Washington, DC – Rhone Resch, president and CEO of the Solar Energy Industries Association (SEIA), released the following statement after Gina McCarthy was confirmed today by the Senate as the new administrator of the Environmental Protection Agency (EPA):
Washington, D.C. – With momentum now building in the Senate, the Solar Energy Industries Association (SEIA) says it’s time to finally pass energy efficiency legislation in Congress. Today, SEIA President and CEO Rhone Resch released the following statement:
“Improved energy efficiency should be a national priority. Today, there’s a never-ending list of low-cost, off-the-shelf technologies which can improve energy efficiency and pay for themselves over a short period time.
The advance of solar power as an economically viable source of energy is a global issue.
But if there is a ground zero for solar’s evolution toward becoming a real alternative to carbon-based energy sources, it is Arizona. This state, by definition, should lead the way.
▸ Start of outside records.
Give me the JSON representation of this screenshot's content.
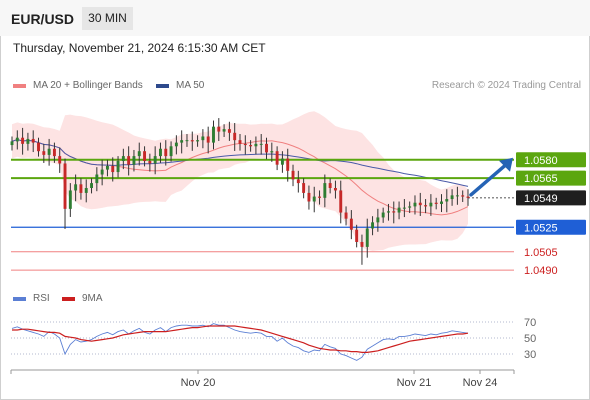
{
  "header": {
    "symbol": "EUR/USD",
    "timeframe": "30 MIN"
  },
  "datetime": "Thursday, November 21, 2024 6:15:30 AM CET",
  "legend": {
    "ma_bb": "MA 20 + Bollinger Bands",
    "ma50": "MA 50"
  },
  "credit": "Research © 2024 Trading Central",
  "rsi_legend": {
    "rsi": "RSI",
    "ma9": "9MA"
  },
  "colors": {
    "up": "#2e7d32",
    "down": "#c62828",
    "resistance": "#5ba60f",
    "support": "#1f5fd6",
    "pivot": "#f08080",
    "ma20": "#f08080",
    "ma50": "#4a5aa8",
    "band": "#fde3e3",
    "arrow": "#2563b5",
    "rsi": "#5b7fd4",
    "rsi_ma": "#cc1f1f"
  },
  "chart_data": {
    "type": "candlestick",
    "ylim": [
      1.0482,
      1.0632
    ],
    "current_price": "1.0549",
    "levels": [
      {
        "label": "1.0580",
        "value": 1.058,
        "kind": "resistance"
      },
      {
        "label": "1.0565",
        "value": 1.0565,
        "kind": "resistance"
      },
      {
        "label": "1.0525",
        "value": 1.0525,
        "kind": "support"
      },
      {
        "label": "1.0505",
        "value": 1.0505,
        "kind": "pivot"
      },
      {
        "label": "1.0490",
        "value": 1.049,
        "kind": "pivot"
      }
    ],
    "forecast_target": 1.058,
    "x_labels": [
      "Nov 20",
      "Nov 21",
      "Nov 24"
    ],
    "close": [
      1.0595,
      1.0598,
      1.0593,
      1.0597,
      1.0594,
      1.0587,
      1.0584,
      1.0589,
      1.0583,
      1.0577,
      1.054,
      1.0555,
      1.056,
      1.0553,
      1.0557,
      1.0561,
      1.0568,
      1.0572,
      1.0575,
      1.057,
      1.0579,
      1.0583,
      1.0576,
      1.0583,
      1.0587,
      1.0579,
      1.0577,
      1.0583,
      1.0589,
      1.0583,
      1.0591,
      1.0594,
      1.0596,
      1.0596,
      1.0595,
      1.0596,
      1.0599,
      1.0594,
      1.0607,
      1.0603,
      1.0605,
      1.0602,
      1.0596,
      1.0593,
      1.0592,
      1.0591,
      1.0593,
      1.0593,
      1.0586,
      1.0587,
      1.0576,
      1.0581,
      1.0571,
      1.0564,
      1.0561,
      1.0553,
      1.0546,
      1.055,
      1.0549,
      1.0561,
      1.0557,
      1.0555,
      1.0537,
      1.0532,
      1.0523,
      1.0513,
      1.0509,
      1.0524,
      1.0529,
      1.0533,
      1.0537,
      1.0538,
      1.0537,
      1.0541,
      1.0541,
      1.0542,
      1.0545,
      1.0543,
      1.0542,
      1.0545,
      1.0544,
      1.0546,
      1.0548,
      1.0551,
      1.0551,
      1.055,
      1.0549
    ],
    "rsi_ylim": [
      10,
      85
    ],
    "rsi_ticks": [
      70,
      50,
      30
    ],
    "rsi": [
      62,
      64,
      61,
      59,
      57,
      55,
      52,
      58,
      55,
      50,
      30,
      42,
      48,
      45,
      46,
      48,
      52,
      55,
      57,
      54,
      58,
      60,
      55,
      59,
      62,
      57,
      55,
      60,
      63,
      58,
      63,
      65,
      66,
      66,
      65,
      65,
      66,
      64,
      68,
      66,
      66,
      63,
      60,
      58,
      57,
      56,
      57,
      56,
      52,
      52,
      46,
      50,
      44,
      40,
      38,
      34,
      32,
      35,
      34,
      42,
      39,
      37,
      30,
      28,
      25,
      22,
      26,
      36,
      40,
      44,
      48,
      49,
      48,
      52,
      52,
      53,
      55,
      54,
      53,
      55,
      54,
      56,
      57,
      59,
      58,
      57,
      56
    ],
    "rsi_ma": [
      60,
      60,
      61,
      61,
      60,
      59,
      58,
      57,
      57,
      56,
      52,
      51,
      50,
      48,
      47,
      46,
      47,
      48,
      49,
      50,
      52,
      54,
      55,
      56,
      57,
      58,
      58,
      58,
      58,
      58,
      59,
      60,
      61,
      62,
      63,
      63,
      64,
      65,
      65,
      65,
      65,
      65,
      65,
      64,
      63,
      62,
      61,
      60,
      58,
      56,
      54,
      52,
      50,
      48,
      46,
      44,
      41,
      39,
      37,
      36,
      35,
      35,
      34,
      34,
      33,
      33,
      32,
      32,
      33,
      34,
      36,
      38,
      40,
      42,
      44,
      46,
      47,
      48,
      49,
      50,
      51,
      52,
      53,
      54,
      55,
      55,
      56
    ]
  }
}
Americans like solar. They like it a lot. A new poll shows that 92 percent of registered voters feel it is either “very important” or “somewhat important” for the U.S. to develop more solar.
Minnesota regulators on Monday ordered Xcel Energy to retain a popular program that subsidizes the small-scale solar-power projects of its customers.
IT’S HEARTENING that Georgia Power wants to more than triple its solar capacity with panels at solar farms and on the roofs of ratepayers’ homes and businesses.
When Morrisville State College automotive professor Steve Law bought his 13-acre property near campus 20 years ago, he asked students in the college’s structures classes to design a south-facing pole barn where he could one day install a solar energy system.
Two major local employers will install a total of more than 8,300 solar panels, making them the latest participants in the growing solar panel industry.